Work item: Should any entry look odd, write it out exactly anyway, along with all the rest.

Data provided:
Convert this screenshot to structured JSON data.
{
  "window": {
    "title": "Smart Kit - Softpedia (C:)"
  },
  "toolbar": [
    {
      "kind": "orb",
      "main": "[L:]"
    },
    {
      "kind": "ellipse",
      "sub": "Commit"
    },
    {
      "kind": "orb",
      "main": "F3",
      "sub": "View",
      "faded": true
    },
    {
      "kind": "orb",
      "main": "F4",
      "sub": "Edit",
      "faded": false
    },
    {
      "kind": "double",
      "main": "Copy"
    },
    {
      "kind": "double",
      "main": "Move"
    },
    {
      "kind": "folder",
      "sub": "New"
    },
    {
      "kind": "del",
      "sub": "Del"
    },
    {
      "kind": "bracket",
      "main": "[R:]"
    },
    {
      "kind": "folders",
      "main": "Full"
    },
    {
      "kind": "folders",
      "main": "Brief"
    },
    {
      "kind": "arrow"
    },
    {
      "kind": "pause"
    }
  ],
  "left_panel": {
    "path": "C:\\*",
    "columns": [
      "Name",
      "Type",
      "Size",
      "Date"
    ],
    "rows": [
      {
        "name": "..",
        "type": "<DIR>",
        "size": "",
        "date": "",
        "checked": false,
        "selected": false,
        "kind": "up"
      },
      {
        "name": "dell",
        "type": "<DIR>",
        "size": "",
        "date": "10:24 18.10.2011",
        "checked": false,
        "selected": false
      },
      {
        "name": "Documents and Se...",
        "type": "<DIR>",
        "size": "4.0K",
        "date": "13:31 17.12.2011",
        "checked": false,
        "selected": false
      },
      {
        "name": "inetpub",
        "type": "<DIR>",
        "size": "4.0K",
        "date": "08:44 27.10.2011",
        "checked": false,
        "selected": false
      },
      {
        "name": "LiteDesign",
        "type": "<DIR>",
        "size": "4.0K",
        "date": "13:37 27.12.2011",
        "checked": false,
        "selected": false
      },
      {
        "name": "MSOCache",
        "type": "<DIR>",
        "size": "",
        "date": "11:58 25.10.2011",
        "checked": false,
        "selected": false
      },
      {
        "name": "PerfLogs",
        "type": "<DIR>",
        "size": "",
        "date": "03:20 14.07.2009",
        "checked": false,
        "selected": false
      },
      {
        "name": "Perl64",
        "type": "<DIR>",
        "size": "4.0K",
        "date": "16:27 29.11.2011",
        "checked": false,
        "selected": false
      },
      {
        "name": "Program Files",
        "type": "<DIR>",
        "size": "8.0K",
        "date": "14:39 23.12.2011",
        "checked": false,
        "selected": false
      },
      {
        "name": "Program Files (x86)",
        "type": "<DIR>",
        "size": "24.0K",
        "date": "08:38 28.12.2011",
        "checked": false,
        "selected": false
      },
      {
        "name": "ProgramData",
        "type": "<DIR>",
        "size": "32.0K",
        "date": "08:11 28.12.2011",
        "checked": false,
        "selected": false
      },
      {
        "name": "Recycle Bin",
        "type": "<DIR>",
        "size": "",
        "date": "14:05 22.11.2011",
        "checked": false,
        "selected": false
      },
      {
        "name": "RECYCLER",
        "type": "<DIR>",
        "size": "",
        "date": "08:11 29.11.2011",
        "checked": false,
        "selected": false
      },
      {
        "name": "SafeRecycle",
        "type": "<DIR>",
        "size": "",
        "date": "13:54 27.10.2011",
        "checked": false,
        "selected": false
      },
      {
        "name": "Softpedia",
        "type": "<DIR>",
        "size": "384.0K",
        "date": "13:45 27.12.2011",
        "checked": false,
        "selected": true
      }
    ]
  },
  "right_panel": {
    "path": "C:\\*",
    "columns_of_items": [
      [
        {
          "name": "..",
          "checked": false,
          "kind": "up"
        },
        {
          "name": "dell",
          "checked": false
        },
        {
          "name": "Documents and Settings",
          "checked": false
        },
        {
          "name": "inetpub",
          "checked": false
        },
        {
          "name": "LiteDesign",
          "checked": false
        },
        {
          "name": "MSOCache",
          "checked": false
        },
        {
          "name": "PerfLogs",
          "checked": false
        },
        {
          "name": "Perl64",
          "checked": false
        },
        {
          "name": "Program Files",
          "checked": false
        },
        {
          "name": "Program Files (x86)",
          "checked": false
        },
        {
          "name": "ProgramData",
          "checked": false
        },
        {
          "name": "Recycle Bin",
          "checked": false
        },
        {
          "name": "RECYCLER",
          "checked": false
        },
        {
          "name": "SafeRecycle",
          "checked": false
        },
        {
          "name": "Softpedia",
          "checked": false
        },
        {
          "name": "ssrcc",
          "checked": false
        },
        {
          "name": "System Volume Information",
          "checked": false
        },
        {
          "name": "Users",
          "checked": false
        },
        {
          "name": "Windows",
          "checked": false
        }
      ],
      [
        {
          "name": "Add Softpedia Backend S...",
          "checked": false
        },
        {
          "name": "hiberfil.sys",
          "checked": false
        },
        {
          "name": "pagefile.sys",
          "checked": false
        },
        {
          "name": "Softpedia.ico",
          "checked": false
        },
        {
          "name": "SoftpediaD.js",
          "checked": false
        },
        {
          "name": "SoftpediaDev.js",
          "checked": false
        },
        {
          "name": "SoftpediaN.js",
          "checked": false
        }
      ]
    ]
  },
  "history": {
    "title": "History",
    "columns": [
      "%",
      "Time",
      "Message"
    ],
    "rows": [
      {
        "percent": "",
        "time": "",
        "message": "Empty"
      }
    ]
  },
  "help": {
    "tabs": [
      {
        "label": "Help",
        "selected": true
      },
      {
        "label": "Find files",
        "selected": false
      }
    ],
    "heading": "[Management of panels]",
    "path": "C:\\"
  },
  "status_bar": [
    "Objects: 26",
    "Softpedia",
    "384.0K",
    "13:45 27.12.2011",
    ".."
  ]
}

Task response:
Convert this screenshot to structured JSON data.
{
  "window": {
    "title": "Smart Kit - Softpedia (C:)"
  },
  "toolbar": [
    {
      "kind": "orb",
      "main": "[L:]"
    },
    {
      "kind": "ellipse",
      "sub": "Commit"
    },
    {
      "kind": "orb",
      "main": "F3",
      "sub": "View",
      "faded": true
    },
    {
      "kind": "orb",
      "main": "F4",
      "sub": "Edit",
      "faded": false
    },
    {
      "kind": "double",
      "main": "Copy"
    },
    {
      "kind": "double",
      "main": "Move"
    },
    {
      "kind": "folder",
      "sub": "New"
    },
    {
      "kind": "del",
      "sub": "Del"
    },
    {
      "kind": "bracket",
      "main": "[R:]"
    },
    {
      "kind": "folders",
      "main": "Full"
    },
    {
      "kind": "folders",
      "main": "Brief"
    },
    {
      "kind": "arrow"
    },
    {
      "kind": "pause"
    }
  ],
  "left_panel": {
    "path": "C:\\*",
    "columns": [
      "Name",
      "Type",
      "Size",
      "Date"
    ],
    "rows": [
      {
        "name": "..",
        "type": "<DIR>",
        "size": "",
        "date": "",
        "checked": false,
        "selected": false,
        "kind": "up"
      },
      {
        "name": "dell",
        "type": "<DIR>",
        "size": "",
        "date": "10:24 18.10.2011",
        "checked": false,
        "selected": false
      },
      {
        "name": "Documents and Se...",
        "type": "<DIR>",
        "size": "4.0K",
        "date": "13:31 17.12.2011",
        "checked": false,
        "selected": false
      },
      {
        "name": "inetpub",
        "type": "<DIR>",
        "size": "4.0K",
        "date": "08:44 27.10.2011",
        "checked": false,
        "selected": false
      },
      {
        "name": "LiteDesign",
        "type": "<DIR>",
        "size": "4.0K",
        "date": "13:37 27.12.2011",
        "checked": false,
        "selected": false
      },
      {
        "name": "MSOCache",
        "type": "<DIR>",
        "size": "",
        "date": "11:58 25.10.2011",
        "checked": false,
        "selected": false
      },
      {
        "name": "PerfLogs",
        "type": "<DIR>",
        "size": "",
        "date": "03:20 14.07.2009",
        "checked": false,
        "selected": false
      },
      {
        "name": "Perl64",
        "type": "<DIR>",
        "size": "4.0K",
        "date": "16:27 29.11.2011",
        "checked": false,
        "selected": false
      },
      {
        "name": "Program Files",
        "type": "<DIR>",
        "size": "8.0K",
        "date": "14:39 23.12.2011",
        "checked": false,
        "selected": false
      },
      {
        "name": "Program Files (x86)",
        "type": "<DIR>",
        "size": "24.0K",
        "date": "08:38 28.12.2011",
        "checked": false,
        "selected": false
      },
      {
        "name": "ProgramData",
        "type": "<DIR>",
        "size": "32.0K",
        "date": "08:11 28.12.2011",
        "checked": false,
        "selected": false
      },
      {
        "name": "Recycle Bin",
        "type": "<DIR>",
        "size": "",
        "date": "14:05 22.11.2011",
        "checked": false,
        "selected": false
      },
      {
        "name": "RECYCLER",
        "type": "<DIR>",
        "size": "",
        "date": "08:11 29.11.2011",
        "checked": false,
        "selected": false
      },
      {
        "name": "SafeRecycle",
        "type": "<DIR>",
        "size": "",
        "date": "13:54 27.10.2011",
        "checked": false,
        "selected": false
      },
      {
        "name": "Softpedia",
        "type": "<DIR>",
        "size": "384.0K",
        "date": "13:45 27.12.2011",
        "checked": false,
        "selected": true
      }
    ]
  },
  "right_panel": {
    "path": "C:\\*",
    "columns_of_items": [
      [
        {
          "name": "..",
          "checked": false,
          "kind": "up"
        },
        {
          "name": "dell",
          "checked": false
        },
        {
          "name": "Documents and Settings",
          "checked": false
        },
        {
          "name": "inetpub",
          "checked": false
        },
        {
          "name": "LiteDesign",
          "checked": false
        },
        {
          "name": "MSOCache",
          "checked": false
        },
        {
          "name": "PerfLogs",
          "checked": false
        },
        {
          "name": "Perl64",
          "checked": false
        },
        {
          "name": "Program Files",
          "checked": false
        },
        {
          "name": "Program Files (x86)",
          "checked": false
        },
        {
          "name": "ProgramData",
          "checked": false
        },
        {
          "name": "Recycle Bin",
          "checked": false
        },
        {
          "name": "RECYCLER",
          "checked": false
        },
        {
          "name": "SafeRecycle",
          "checked": false
        },
        {
          "name": "Softpedia",
          "checked": false
        },
        {
          "name": "ssrcc",
          "checked": false
        },
        {
          "name": "System Volume Information",
          "checked": false
        },
        {
          "name": "Users",
          "checked": false
        },
        {
          "name": "Windows",
          "checked": false
        }
      ],
      [
        {
          "name": "Add Softpedia Backend S...",
          "checked": false
        },
        {
          "name": "hiberfil.sys",
          "checked": false
        },
        {
          "name": "pagefile.sys",
          "checked": false
        },
        {
          "name": "Softpedia.ico",
          "checked": false
        },
        {
          "name": "SoftpediaD.js",
          "checked": false
        },
        {
          "name": "SoftpediaDev.js",
          "checked": false
        },
        {
          "name": "SoftpediaN.js",
          "checked": false
        }
      ]
    ]
  },
  "history": {
    "title": "History",
    "columns": [
      "%",
      "Time",
      "Message"
    ],
    "rows": [
      {
        "percent": "",
        "time": "",
        "message": "Empty"
      }
    ]
  },
  "help": {
    "tabs": [
      {
        "label": "Help",
        "selected": true
      },
      {
        "label": "Find files",
        "selected": false
      }
    ],
    "heading": "[Management of panels]",
    "path": "C:\\"
  },
  "status_bar": [
    "Objects: 26",
    "Softpedia",
    "384.0K",
    "13:45 27.12.2011",
    ".."
  ]
}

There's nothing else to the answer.